Since at least the start of Reagan’s War on Drugs in the 1980s, there have been a lot of arguments about marijuana’s status. Was it dangerous – a gateway drug that would lead teens to more serious forms of addiction? Could it harm the developing brain? Did it have any valid uses at all? While these questions were popular topics of public debate, ultimately marijuana’s classification as a Schedule 1 drug created a problem; it made it nearly impossible to research marijuana, and that only increased confusions and caused countless myths about the substance to circulate.

Today, as more states legalize marijuana products at the local level, it’s more important than ever to dispel the myths about marijuana use, while frankly addressing the known risks. It’s time to separate the facts from the fiction.

Myth: Marijuana Is A Gateway Drug

The idea that marijuana is a gateway drug that made teens more likely to abuse other substances has long been recognized by experts as a myth. In reality, the idea emerged as a scare tactic to discourage youth drug use. Any correlation between early marijuana use and later “hard” drug use is more likely connected to the easier accessibility of marijuana, compared to other substances and, in fact, similar age correlations can be seen with cigarettes, alcohol, and other drugs.

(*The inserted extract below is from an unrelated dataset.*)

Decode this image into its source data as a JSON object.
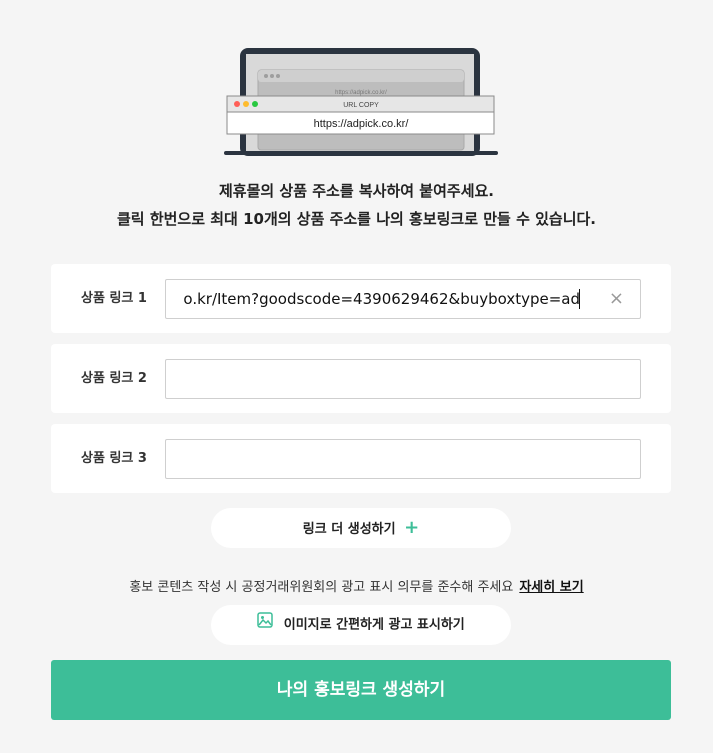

As the saying goes, correlation is not the same as causation.

Myth: Marijuana Is Safer Than Smoking Cigarettes

When marijuana legalization efforts first began, advocates heavily pushed the line that marijuana use was safer – at least in terms of lung health – than smoking cigarettes, but they didn’t really have the data to back up this claim. Rather, lower respiratory disease rates in marijuana smokers likely had more to do with the fact that there were fewer regular marijuana users than cigarette smokers, and that even regular users didn’t smoke as much as heavy cigarette smokers.

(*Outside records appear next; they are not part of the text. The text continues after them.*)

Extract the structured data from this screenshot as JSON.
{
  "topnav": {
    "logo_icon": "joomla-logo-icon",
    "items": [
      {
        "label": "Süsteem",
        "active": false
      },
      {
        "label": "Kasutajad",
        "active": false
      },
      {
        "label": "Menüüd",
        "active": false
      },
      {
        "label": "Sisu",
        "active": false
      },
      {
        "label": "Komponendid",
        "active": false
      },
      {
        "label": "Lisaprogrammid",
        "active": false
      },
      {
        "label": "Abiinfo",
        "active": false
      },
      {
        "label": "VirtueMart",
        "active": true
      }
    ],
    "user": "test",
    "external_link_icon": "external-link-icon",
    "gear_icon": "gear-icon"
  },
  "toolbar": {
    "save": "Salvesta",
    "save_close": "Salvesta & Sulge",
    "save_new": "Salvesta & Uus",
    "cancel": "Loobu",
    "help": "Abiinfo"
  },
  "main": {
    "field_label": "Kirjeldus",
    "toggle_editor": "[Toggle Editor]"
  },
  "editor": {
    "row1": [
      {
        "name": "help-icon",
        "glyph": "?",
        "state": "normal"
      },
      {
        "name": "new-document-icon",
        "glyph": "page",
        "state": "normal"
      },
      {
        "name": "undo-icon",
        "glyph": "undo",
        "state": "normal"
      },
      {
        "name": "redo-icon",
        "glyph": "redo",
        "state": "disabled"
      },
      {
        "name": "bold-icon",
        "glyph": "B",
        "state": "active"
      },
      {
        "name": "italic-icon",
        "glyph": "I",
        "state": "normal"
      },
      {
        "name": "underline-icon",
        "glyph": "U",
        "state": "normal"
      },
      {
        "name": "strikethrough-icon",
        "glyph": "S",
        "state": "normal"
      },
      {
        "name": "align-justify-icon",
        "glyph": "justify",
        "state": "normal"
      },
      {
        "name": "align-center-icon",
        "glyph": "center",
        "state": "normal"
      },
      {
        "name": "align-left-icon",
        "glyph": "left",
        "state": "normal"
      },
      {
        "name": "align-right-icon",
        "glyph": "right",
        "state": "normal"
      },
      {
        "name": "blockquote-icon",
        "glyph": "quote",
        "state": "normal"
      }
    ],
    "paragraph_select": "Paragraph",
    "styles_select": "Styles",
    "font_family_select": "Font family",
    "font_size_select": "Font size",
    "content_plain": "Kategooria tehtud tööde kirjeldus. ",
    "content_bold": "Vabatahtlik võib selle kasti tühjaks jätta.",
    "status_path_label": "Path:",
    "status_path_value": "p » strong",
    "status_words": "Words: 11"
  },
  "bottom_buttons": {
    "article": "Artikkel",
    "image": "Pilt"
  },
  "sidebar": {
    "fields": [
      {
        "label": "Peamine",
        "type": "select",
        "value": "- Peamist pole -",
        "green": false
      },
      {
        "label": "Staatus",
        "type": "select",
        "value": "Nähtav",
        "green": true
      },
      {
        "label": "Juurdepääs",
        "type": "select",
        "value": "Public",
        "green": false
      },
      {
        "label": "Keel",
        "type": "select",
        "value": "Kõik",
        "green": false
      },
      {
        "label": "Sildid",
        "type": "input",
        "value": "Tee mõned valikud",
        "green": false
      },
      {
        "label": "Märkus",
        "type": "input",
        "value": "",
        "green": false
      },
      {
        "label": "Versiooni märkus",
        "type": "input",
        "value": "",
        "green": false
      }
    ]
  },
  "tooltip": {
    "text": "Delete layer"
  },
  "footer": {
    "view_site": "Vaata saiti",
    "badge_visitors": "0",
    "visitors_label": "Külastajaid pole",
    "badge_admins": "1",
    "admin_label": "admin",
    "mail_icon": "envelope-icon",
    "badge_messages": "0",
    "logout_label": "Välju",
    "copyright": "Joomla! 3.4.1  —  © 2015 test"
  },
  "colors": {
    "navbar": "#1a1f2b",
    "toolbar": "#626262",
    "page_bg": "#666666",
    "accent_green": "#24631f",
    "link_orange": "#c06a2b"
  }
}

Today, with more information about the impact of marijuana on the respiratory system, we know that it can cause chronic bronchitis and cough, frequent respiratory infections, COPD, and other lung conditions. And while marijuana may not be as likely to cause lung cancer as cigarette smoking, there’s still a strong link between the two, given that most of the same carcinogens are present in both products.

Fact: Marijuana Has Appropriate Medical Uses

Despite its status as a Schedule 1 drug, which legally means that it has no valid medical uses, marijuana has a number of proven medical benefits. These include treating nausea and wasting associated with AIDS, as a treatment for glaucoma, and as a source or relief for chronic muscle spasms, migraines, and may other forms of serious pain. In addition, there is now at least one FDA approved pharmaceutical derived from marijuana – though it is a CBD-based medication – used to treat two forms of severe, infantile epilepsy.

Fact: Marijuana Can Increase The Risk Of Psychosis

For many years, concerned individuals linked marijuana use to an increased rate of mental health issues, but they lacked strong data. Instead, they had simple correlation, which proved problematic since individuals with mental health disorders are more likely to self-medicate with various substances, including marijuana. This made it difficult to assess the reality of the situation.

What we now know is that, while it is not a fixed risk factor, in some individuals, marijuana use can increase the risk of developing psychosis. Specifically, individuals with a particular AKT1 gene variant have an increased likelihood of developing schizophrenia or other forms of psychosis as adults if they use marijuana in adolescence. For this reason, many doctors who otherwise endorse or do not have significant problems with marijuana use generally discourage its use during adolescence when the brain is still developing.

The Final Conclusion: Marijuana Is A Mixed Bag

While recent research demonstrates that there are definite benefits to marijuana use under certain circumstances and that many of the risks have been overstated, there are also still concerns that need to be addressed. Luckily, there’s been a significant increase in marijuana-related research in recent years. As we gain more insight into its chemical properties, professionals, families, and individuals will be able to make more informed choices about its use.